  9. It seems London and Seattle have a lot in common, regarding the inability to handle large amounts of snow. December in the Seattle area was a nightmare AND a blessing. People weren't able to 'get around' and do all of their last-minute mall shopping. But, it turns out, families spent a lot more quality time together. What a concept! Beautiful pictures.

  10. It seems that Seattle and London have a lot in common when it comes to handling huge amounts of snow! The same thing happened in December in the Seattle area, and instead of 'last minute' Christmas shopping people were forced to spend much more quality time with family and friends. What a concept!

  11. I felt the same as you Ann - But I was heartened by the story of the man who had walked 10 miles in London's Primrose Hill to get to his work at the hospital........... no stopping some folks in Britain!!! I was staggered by the amount of money it seems to have cost the country - and thats only one day!(on tonight's news!) Loved the writing about the birds and felt I was there in your garden

  12. London made the news here last night. They said it does not have one snowplow. Lest you think you are alone in this, we will close schools the day before there is even a chance of snow!

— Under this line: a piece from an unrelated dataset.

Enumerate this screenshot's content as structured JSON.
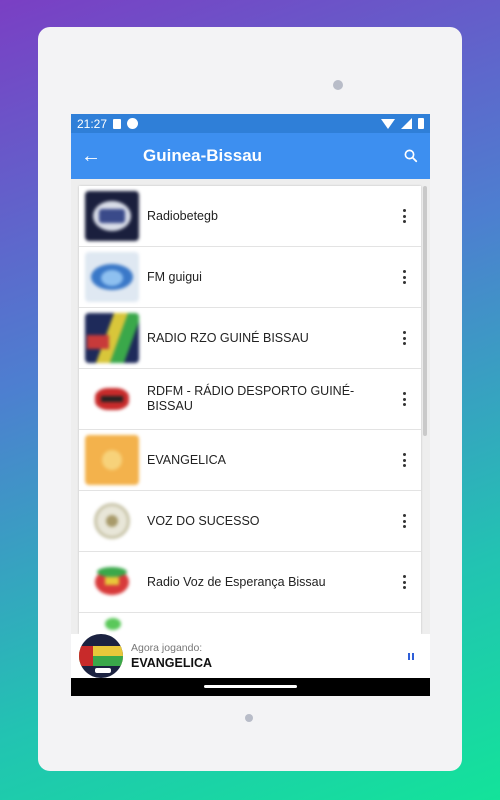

We lived in Chicago the year the received 96 inches of snow. It created such an uproar that the mayor lost the election because they couldn't keep up with the now. Chicago puts snow plows on the front of dump trucks. A rather novel approach I think!

  13. I thank everyone for their comments - I think I was somewhat outspoken, but my point was that London is our capital city; do we give in too easily? I recall when we had fifteen feet of snow here in the early 1980s, the farmers kept one road open out of the village to the top of our steep hill. We could not use the car but walked the four miles - not far I know - to get to our offices so that our staff who had also struggled in could manage their day's work. A.